It's refreshing to make it to the smaller booths and see what developers outside of the US think of PAX East, and how their backgrounds affect the ways they approach game design.
If you stumbled upon My Memory of Us at IMGN.PRO’s booth on the PAX East show floor, you’d think it was rather innocuous. Look a little deeper, however, and you’ll see the real story of children coping with a historical horror with only friendship and their imaginations to guide the way.
We visited the Kalahari Resort in the Pocono Mountains to check out Zero Latency's Arena VR, a new attraction that lets you experience room-scale virtual reality with a group of friends.
Rhombus of Ruin is short, but it does well as a VR game, a reminder of the colorful quirk many of us like about the Psychonauts world and a teaser of what’s coming next.
The PAX Rising (up-and-coming indie games) and PAX Australia (indie games from down under) booths were conveniently situated right next to each other, so every time I passed through, I was able to get some hands-on time with more weird, colorful, strange games. Here are a few of my favorites.
On paper, Gorogoa is a pretty basic puzzle game.

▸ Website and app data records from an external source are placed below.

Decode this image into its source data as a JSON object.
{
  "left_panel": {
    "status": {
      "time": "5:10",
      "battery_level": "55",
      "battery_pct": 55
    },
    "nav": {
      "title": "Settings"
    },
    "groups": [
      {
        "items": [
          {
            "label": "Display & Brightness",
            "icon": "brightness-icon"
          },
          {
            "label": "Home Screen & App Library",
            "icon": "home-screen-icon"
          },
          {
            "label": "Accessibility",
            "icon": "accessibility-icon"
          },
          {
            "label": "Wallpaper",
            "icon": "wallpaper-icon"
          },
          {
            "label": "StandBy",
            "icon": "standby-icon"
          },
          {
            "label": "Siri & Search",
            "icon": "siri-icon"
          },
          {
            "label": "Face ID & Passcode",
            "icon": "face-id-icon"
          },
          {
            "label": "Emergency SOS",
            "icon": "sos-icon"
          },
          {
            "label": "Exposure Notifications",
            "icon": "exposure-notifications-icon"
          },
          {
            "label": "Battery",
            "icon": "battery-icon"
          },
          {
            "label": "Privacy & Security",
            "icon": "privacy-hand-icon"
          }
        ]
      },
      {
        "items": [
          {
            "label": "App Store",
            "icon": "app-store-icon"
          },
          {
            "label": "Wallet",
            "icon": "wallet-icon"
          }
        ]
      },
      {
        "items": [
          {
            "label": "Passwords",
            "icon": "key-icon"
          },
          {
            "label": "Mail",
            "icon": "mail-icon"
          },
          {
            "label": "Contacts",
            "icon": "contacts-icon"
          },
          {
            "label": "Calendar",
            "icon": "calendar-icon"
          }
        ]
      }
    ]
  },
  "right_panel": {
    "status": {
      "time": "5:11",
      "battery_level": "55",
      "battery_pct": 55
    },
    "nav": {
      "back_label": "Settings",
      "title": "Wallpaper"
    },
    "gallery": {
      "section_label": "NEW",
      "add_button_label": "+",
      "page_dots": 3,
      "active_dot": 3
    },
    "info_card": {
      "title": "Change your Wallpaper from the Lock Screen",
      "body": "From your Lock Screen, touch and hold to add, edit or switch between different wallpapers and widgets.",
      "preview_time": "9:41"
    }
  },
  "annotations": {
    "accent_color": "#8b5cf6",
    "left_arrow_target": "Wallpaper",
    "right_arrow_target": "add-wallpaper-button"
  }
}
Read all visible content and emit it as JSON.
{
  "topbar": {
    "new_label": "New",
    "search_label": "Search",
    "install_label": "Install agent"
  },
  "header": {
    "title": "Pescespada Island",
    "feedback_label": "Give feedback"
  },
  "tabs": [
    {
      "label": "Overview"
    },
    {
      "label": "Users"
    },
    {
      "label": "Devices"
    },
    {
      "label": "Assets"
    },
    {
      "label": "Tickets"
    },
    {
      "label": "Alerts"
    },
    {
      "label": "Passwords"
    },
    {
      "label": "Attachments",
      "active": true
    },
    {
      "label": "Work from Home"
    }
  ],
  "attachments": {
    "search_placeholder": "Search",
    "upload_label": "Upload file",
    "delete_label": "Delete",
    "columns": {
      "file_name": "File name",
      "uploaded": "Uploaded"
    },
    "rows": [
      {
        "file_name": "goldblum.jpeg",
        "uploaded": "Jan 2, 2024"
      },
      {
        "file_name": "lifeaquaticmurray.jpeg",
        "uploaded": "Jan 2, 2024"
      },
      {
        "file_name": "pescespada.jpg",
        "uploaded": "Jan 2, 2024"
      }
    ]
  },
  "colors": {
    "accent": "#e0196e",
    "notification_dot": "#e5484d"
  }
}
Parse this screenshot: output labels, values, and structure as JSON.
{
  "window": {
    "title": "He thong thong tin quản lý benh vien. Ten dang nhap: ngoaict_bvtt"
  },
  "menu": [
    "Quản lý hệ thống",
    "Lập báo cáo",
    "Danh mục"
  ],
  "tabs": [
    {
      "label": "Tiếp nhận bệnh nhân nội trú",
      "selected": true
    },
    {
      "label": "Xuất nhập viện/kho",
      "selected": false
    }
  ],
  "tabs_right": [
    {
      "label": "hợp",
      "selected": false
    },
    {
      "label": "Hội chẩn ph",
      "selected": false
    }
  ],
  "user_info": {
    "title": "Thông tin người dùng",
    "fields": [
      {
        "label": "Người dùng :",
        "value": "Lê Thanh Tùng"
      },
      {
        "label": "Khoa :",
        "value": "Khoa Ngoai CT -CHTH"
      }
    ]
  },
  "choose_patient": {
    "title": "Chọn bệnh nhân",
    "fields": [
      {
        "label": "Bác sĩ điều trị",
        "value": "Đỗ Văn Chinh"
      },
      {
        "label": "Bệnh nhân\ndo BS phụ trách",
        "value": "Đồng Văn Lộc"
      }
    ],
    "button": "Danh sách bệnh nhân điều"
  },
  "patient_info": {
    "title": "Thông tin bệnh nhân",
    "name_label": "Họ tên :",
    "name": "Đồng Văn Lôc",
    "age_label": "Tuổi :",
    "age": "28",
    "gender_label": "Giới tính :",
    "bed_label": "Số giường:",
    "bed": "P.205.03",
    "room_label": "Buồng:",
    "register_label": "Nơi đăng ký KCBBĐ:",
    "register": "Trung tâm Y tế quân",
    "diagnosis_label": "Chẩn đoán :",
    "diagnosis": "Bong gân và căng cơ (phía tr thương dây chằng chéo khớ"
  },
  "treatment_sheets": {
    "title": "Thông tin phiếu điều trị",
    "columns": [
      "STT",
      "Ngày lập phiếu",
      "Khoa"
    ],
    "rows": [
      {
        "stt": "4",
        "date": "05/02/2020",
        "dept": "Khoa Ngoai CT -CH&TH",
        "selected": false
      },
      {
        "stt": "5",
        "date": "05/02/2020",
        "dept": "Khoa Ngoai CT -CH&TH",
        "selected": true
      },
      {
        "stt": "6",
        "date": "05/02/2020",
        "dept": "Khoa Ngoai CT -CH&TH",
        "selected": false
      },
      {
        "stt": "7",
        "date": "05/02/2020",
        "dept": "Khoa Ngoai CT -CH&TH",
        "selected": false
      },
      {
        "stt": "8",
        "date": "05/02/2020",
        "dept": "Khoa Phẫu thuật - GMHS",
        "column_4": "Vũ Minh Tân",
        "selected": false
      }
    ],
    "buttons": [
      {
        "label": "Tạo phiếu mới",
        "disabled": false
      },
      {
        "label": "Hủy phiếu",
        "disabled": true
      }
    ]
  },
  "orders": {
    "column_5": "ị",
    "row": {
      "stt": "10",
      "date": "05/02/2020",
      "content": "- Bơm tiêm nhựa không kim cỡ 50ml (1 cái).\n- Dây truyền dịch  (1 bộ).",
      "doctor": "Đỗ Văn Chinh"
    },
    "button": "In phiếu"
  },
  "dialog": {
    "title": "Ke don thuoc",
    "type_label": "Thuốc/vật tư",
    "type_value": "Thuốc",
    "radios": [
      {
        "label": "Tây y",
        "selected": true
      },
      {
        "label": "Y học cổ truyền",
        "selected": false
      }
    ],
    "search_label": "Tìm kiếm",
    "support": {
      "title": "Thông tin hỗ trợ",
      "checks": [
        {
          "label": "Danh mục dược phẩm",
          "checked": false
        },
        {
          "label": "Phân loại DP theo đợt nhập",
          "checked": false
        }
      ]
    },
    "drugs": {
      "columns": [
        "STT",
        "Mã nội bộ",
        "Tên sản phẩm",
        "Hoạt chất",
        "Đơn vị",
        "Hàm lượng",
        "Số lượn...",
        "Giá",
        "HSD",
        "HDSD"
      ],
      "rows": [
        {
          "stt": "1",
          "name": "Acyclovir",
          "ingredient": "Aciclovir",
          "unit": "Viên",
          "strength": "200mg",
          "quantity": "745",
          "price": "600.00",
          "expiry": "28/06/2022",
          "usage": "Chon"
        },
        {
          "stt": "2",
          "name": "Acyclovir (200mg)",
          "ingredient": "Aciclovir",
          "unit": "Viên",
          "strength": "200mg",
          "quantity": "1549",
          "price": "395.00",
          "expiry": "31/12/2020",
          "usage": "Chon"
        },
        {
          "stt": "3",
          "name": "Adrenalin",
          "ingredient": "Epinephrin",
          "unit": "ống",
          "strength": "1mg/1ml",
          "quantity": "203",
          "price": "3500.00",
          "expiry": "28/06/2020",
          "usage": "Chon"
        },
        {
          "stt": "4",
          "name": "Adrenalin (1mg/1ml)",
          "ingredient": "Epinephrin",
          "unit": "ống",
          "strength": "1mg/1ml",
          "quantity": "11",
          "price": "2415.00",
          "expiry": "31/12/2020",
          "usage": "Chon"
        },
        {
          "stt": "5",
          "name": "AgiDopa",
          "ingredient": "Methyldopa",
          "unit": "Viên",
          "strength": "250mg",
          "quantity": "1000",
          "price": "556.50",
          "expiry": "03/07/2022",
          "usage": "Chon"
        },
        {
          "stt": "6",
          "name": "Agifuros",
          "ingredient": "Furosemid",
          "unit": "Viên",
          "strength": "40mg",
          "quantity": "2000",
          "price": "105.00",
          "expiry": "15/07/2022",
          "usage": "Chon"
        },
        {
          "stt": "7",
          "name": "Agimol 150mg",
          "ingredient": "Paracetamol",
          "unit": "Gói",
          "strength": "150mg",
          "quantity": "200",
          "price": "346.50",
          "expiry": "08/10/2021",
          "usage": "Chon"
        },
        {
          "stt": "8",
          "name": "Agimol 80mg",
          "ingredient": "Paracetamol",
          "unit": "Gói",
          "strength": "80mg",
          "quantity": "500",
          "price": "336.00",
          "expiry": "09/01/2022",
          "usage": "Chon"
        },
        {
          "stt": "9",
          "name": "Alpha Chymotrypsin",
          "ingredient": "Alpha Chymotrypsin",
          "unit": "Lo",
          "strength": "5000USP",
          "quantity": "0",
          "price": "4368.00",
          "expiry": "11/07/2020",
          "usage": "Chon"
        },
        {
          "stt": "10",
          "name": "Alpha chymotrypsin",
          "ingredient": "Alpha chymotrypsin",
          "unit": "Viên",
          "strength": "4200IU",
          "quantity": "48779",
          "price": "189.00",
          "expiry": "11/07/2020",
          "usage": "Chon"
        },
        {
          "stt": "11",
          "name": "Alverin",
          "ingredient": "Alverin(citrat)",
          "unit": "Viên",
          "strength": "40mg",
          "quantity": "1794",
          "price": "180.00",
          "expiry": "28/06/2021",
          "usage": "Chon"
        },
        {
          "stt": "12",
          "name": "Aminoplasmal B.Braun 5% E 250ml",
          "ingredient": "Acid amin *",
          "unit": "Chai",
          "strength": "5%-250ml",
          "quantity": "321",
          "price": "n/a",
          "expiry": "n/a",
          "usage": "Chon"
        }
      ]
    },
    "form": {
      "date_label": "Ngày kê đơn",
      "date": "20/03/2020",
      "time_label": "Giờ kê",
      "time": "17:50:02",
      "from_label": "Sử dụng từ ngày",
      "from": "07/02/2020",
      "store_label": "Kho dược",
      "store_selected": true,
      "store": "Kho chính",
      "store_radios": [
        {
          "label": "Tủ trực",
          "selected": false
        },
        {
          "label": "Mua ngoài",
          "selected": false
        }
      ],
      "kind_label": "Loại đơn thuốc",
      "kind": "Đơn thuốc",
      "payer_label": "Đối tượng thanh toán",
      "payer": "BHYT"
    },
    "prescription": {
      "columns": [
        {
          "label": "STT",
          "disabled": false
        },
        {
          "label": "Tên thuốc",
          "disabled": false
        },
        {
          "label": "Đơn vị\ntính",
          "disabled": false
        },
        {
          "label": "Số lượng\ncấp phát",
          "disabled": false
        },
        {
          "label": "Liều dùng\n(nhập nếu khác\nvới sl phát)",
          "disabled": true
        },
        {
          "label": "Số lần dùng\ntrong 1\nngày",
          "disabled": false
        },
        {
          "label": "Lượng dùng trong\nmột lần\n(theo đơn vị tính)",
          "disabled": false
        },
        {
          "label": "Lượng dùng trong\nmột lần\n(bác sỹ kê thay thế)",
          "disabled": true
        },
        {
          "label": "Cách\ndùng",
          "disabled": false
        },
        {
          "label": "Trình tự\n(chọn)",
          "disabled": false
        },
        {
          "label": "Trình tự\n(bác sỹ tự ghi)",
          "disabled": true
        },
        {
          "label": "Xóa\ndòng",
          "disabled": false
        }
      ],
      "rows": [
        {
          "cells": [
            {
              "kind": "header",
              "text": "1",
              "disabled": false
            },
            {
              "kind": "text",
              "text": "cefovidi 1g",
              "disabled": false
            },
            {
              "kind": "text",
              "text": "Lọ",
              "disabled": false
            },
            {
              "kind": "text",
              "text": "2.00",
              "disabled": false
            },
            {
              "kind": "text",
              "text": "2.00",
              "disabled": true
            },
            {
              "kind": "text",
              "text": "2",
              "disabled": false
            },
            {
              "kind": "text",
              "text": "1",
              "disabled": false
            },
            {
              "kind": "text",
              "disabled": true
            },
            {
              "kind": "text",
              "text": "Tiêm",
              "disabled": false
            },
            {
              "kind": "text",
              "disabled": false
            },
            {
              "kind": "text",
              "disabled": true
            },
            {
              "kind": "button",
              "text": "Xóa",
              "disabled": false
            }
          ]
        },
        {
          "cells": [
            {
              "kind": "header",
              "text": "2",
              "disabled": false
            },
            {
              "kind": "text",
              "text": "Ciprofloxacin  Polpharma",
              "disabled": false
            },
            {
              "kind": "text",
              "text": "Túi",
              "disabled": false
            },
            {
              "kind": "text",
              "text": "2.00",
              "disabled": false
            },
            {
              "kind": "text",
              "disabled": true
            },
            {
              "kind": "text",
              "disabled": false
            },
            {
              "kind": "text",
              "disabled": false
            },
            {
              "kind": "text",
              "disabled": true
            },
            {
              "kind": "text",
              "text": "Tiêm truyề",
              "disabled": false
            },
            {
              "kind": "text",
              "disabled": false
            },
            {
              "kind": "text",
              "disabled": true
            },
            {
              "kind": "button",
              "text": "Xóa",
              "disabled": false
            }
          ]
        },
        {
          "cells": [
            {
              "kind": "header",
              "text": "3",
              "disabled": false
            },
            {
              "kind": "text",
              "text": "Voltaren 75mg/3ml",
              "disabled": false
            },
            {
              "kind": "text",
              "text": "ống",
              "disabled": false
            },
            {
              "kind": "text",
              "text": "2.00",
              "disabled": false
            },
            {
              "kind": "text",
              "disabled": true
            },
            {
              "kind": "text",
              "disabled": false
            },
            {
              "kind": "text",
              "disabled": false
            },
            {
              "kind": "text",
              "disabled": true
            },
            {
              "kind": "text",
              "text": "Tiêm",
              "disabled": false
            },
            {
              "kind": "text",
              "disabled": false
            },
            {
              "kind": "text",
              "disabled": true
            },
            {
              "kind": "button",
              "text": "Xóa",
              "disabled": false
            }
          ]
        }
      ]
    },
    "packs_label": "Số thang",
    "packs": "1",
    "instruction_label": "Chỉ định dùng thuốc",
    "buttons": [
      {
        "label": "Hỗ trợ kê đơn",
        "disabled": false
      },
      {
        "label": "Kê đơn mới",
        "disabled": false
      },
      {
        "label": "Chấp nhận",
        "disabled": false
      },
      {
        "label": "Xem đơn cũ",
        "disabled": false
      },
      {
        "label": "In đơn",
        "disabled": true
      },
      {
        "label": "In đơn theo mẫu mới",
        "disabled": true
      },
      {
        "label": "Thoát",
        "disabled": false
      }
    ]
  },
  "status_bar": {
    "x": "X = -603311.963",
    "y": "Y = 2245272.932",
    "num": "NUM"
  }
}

In execution, it’s something else entirely.
We met with tinyBuild at PAX South to learn more and experience the fast-paced action of the upcoming Mr. Shifty from Team Shifty and we came away with an adrenaline rush like few others on the floor.
Death Squared is deceptively simple with an astronomically high ceiling for complexity and difficulty.
We went hands-on with What Remains of Edith Finch at PAX South, and what we saw was a great narrative with a variety of gameplay elements to make it both intriguing and engaging.
The life of a spy is often glamorized in media, and particularly in games, but few have ever asked you to solve and survive the treacherous puzzles of a devious foe the same way as I Expect You to Die.